I don’t know whom I am voting for in the 2015-2016 Student Senate elections, but I do know that I will no longer be voting for Ryant Taylor, and by extension the entire BARE ticket. Ryant, a member of the Student Union, was a primary organizer of the infamous BAT Rally last month, which was a protest of the gross misuse of university funds to lease and possibly purchase a new presidential residence located at 31 Coventry Lane.
While the rally itself was valid and much needed, the methodology of promoting the rally was highly problematic. The Facebook event page “BAT RALLY”, which was administered by Ryant and other members of the Student Union, was quickly dubbed with a Batman theme, and included memes that comically turned the President’s mansion into a bat cave. However, the page was quickly hijacked by members outside of the Student Union with memes that portrayed President McDavis in an extremely racialized manner. These photos played on the historical themes of animalizing Black men, sexualizing Black men, and criminalizing Black men. While these photos were extremely problematic, they garnered many “likes” and comments from several members of the Student Union, staff members of OU and even faculty members/professors.
I was shocked to see that these photos were not only allowed to remain on the page through the weekend leading up to the BAT RALLY, but encouraged other photos to be placed, including one which placed Deborah McDavis riding an elephant, playing up numerous tropes that connects Blacks with Africa and serves to animalize Black people. Regardless of whether or not this was the intention of those who created these photos and placed them on the Facebook page, this is how others and myself perceived it. This “innocent” attempt at humor in fact perpetuates systemic racism within our society.
I was outraged that these photos were not only on the BAT RALLY Facebook event page, but were allowed to remain there for several days. The administrators of the page, Ryant Taylor being one of them, and other members of the Student Union, a group that (rightfully so and should) constantly advocates for ending institutionalized racism, sexism, trans-phobia, homophobia and so one, did nothing about these photos. However, when I called out the racism on the page and pointed out that many of these photos were indeed racist, I was met with immediate backlash and aggression.
Furthermore, I proceeded to receive a Facebook message from Ryant, whom I do not personally know and have never had contact with, thanking me for pointing out the racism on the page and that he acknowledges that he was conflicted with the images himself, but ultimately decided not to do anything about it. He went on to tell me that he would have preferred that I sent him or another event organizer a private Facebook message instead of “causing drama” on the page.

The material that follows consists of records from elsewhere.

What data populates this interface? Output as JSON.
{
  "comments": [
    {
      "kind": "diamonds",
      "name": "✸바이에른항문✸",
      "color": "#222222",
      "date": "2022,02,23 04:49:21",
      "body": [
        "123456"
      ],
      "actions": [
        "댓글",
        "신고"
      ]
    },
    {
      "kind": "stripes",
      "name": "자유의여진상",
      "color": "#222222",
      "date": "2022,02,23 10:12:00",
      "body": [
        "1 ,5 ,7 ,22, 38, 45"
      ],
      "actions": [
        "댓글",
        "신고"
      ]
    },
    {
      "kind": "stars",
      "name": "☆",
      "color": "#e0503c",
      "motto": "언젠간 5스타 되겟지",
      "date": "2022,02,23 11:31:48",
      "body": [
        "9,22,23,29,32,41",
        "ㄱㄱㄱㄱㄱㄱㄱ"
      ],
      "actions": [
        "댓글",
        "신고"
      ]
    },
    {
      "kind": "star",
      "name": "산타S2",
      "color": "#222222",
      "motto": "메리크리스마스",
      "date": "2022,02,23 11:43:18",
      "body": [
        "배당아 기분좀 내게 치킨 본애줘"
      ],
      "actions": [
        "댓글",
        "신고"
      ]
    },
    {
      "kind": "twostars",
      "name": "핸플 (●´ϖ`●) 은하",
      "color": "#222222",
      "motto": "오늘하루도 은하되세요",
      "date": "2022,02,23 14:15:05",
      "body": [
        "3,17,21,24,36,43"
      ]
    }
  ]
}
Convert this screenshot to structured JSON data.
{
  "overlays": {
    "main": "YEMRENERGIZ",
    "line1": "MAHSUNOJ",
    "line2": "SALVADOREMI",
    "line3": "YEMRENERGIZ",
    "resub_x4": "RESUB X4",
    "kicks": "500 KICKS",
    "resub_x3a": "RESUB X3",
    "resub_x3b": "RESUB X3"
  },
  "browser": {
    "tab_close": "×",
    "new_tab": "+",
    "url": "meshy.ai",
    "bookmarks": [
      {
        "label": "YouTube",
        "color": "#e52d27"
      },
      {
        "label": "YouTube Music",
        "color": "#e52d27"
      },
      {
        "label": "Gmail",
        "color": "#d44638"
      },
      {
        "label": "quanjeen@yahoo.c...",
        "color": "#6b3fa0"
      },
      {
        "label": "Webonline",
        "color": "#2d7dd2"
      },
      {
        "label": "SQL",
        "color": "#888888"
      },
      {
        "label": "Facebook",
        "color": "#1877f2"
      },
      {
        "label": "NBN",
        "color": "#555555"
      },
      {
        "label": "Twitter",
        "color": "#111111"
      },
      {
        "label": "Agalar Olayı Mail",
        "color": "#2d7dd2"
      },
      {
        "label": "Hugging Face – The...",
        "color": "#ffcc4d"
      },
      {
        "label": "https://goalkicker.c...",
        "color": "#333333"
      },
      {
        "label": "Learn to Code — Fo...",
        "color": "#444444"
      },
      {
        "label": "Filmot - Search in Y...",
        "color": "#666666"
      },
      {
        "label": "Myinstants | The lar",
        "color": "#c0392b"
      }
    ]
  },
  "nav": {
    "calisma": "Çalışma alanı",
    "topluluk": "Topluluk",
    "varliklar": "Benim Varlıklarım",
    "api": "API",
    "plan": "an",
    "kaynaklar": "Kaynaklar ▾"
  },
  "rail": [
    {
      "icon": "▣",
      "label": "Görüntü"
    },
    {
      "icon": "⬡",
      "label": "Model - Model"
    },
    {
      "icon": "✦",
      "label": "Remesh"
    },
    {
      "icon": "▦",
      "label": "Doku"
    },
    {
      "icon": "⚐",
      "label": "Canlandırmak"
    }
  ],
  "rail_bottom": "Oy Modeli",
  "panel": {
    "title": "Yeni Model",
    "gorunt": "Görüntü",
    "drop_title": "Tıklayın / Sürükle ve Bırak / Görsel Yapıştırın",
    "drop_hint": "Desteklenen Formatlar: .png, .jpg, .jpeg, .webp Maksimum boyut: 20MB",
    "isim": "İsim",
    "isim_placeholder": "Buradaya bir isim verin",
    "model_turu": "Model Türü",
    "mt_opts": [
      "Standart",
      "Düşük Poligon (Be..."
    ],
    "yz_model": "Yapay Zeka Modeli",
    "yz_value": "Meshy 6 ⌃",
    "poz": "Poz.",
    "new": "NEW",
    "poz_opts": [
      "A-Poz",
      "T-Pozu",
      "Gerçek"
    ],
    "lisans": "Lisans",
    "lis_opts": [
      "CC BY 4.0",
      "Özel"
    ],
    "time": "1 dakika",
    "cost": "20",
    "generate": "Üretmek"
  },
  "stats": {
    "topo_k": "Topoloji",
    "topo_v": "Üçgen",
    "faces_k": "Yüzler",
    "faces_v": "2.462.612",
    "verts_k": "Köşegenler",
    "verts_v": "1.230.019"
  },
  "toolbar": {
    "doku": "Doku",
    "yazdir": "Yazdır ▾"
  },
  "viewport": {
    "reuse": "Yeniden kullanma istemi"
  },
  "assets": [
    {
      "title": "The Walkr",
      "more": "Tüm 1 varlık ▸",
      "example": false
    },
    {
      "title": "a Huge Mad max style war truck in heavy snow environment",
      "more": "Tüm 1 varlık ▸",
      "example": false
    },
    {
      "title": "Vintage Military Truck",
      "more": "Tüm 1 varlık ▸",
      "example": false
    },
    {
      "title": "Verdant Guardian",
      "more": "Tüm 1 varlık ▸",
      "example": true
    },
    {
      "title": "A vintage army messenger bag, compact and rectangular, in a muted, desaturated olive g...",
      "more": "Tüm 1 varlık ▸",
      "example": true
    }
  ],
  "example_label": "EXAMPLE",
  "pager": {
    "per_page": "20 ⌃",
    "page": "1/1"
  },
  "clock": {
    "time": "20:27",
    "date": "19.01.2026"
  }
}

Other members of student union and administrators of the page also privately reached out to me to express issues with my decision to publically call out racism on the page. One member of Student Union who contacted me included Jessica Ensley, who writes an opinion column for this very publication and often advocates calling out prejudice, racism, homophobia, trans-phobia, and so one as we see it. She expressed to me in her message that she also thought that the photos were racist, including the one she posted depicting Deborah McDavis riding an elephant. Despite her unease with how the photo portrays racist tropes, she expressed to me that she posted it anyway and did not publically call out racism on the page because she “didn’t want to take away from the message of the rally.”
Ryant, and by extension fellow members of the Student Union who publically advocate for the BARE ticket though social media, letters to the editor and even a weekly column in The Post, effectively tried to silence me for publically calling out racism. My post, which “stirred drama” on the page was deleted. The racist photos were deleted and replaced with a statement saying that the Student Union does not condone the use of racism, but only after the photos had been on the page for several days and after I decided to publically acknowledged and call out what was happening. I am fully convinced that had I not said anything publically, the photos would not have been removed and no such statement about not condoning racism would have been issued.
What is even more problematic is that Ryant was willing to allow racism in order to further the cause of his own belief. This is unacceptable behavior and rhetoric for a potential future leader of Student Senate. Ryant, and those on the ticket who are also members of the Student Union, must be held accountable for their actions. As a member of the LGBT community myself, I was enthusiastic and excited about the BARE ticket because it represents visibility and exemplification of marginalized student populations on campus. As the only ticket with leaders of minority race and sexuality groups, it was truly exciting to finally have the potential for a student senate that was more representative of the entire student body. However, I cannot stand with the tactic of allowing racism to persist, or condone the use of racism, in order to further a cause that someone believes in, nor am I okay with being silenced for publically calling out racism as I see it. For the above reasons, I can no longer support the BARE ticket.
Serrott is a student at Ohio University who works in the OU Women’s Center.